(Records provided Opens)

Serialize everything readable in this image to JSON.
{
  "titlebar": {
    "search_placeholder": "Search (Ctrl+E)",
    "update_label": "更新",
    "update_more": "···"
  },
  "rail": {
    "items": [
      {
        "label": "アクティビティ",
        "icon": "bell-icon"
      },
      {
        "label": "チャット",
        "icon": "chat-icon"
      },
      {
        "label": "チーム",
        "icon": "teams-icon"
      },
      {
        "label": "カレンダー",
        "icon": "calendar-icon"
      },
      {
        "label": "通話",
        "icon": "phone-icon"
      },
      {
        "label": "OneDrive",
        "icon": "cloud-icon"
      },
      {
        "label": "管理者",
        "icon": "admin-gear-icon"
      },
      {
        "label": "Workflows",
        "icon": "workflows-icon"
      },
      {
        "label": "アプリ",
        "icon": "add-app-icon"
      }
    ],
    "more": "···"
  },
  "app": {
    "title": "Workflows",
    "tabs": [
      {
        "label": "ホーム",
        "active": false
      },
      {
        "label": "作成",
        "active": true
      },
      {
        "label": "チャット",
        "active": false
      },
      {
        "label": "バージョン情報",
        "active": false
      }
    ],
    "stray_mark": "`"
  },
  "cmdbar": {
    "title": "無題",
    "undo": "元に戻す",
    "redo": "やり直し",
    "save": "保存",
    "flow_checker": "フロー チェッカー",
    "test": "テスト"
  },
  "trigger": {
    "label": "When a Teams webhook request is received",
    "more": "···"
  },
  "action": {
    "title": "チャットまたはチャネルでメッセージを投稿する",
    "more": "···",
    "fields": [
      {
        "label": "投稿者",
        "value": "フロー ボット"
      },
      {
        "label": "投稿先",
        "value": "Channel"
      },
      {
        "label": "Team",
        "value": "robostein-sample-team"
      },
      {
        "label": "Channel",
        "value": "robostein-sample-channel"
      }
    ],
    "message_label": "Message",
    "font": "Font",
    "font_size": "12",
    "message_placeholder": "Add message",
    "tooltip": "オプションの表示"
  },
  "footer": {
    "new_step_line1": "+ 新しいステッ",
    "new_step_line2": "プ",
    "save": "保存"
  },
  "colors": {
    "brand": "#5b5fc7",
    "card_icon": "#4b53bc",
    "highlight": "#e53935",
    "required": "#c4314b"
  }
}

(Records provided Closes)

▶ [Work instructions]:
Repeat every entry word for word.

▶ [Completed task]:
Serialize everything readable in this image to JSON.
{
  "titlebar": {
    "search_placeholder": "Search (Ctrl+E)",
    "update_label": "更新",
    "update_more": "···"
  },
  "rail": {
    "items": [
      {
        "label": "アクティビティ",
        "icon": "bell-icon"
      },
      {
        "label": "チャット",
        "icon": "chat-icon"
      },
      {
        "label": "チーム",
        "icon": "teams-icon"
      },
      {
        "label": "カレンダー",
        "icon": "calendar-icon"
      },
      {
        "label": "通話",
        "icon": "phone-icon"
      },
      {
        "label": "OneDrive",
        "icon": "cloud-icon"
      },
      {
        "label": "管理者",
        "icon": "admin-gear-icon"
      },
      {
        "label": "Workflows",
        "icon": "workflows-icon"
      },
      {
        "label": "アプリ",
        "icon": "add-app-icon"
      }
    ],
    "more": "···"
  },
  "app": {
    "title": "Workflows",
    "tabs": [
      {
        "label": "ホーム",
        "active": false
      },
      {
        "label": "作成",
        "active": true
      },
      {
        "label": "チャット",
        "active": false
      },
      {
        "label": "バージョン情報",
        "active": false
      }
    ],
    "stray_mark": "`"
  },
  "cmdbar": {
    "title": "無題",
    "undo": "元に戻す",
    "redo": "やり直し",
    "save": "保存",
    "flow_checker": "フロー チェッカー",
    "test": "テスト"
  },
  "trigger": {
    "label": "When a Teams webhook request is received",
    "more": "···"
  },
  "action": {
    "title": "チャットまたはチャネルでメッセージを投稿する",
    "more": "···",
    "fields": [
      {
        "label": "投稿者",
        "value": "フロー ボット"
      },
      {
        "label": "投稿先",
        "value": "Channel"
      },
      {
        "label": "Team",
        "value": "robostein-sample-team"
      },
      {
        "label": "Channel",
        "value": "robostein-sample-channel"
      }
    ],
    "message_label": "Message",
    "font": "Font",
    "font_size": "12",
    "message_placeholder": "Add message",
    "tooltip": "オプションの表示"
  },
  "footer": {
    "new_step_line1": "+ 新しいステッ",
    "new_step_line2": "プ",
    "save": "保存"
  },
  "colors": {
    "brand": "#5b5fc7",
    "card_icon": "#4b53bc",
    "highlight": "#e53935",
    "required": "#c4314b"
  }
}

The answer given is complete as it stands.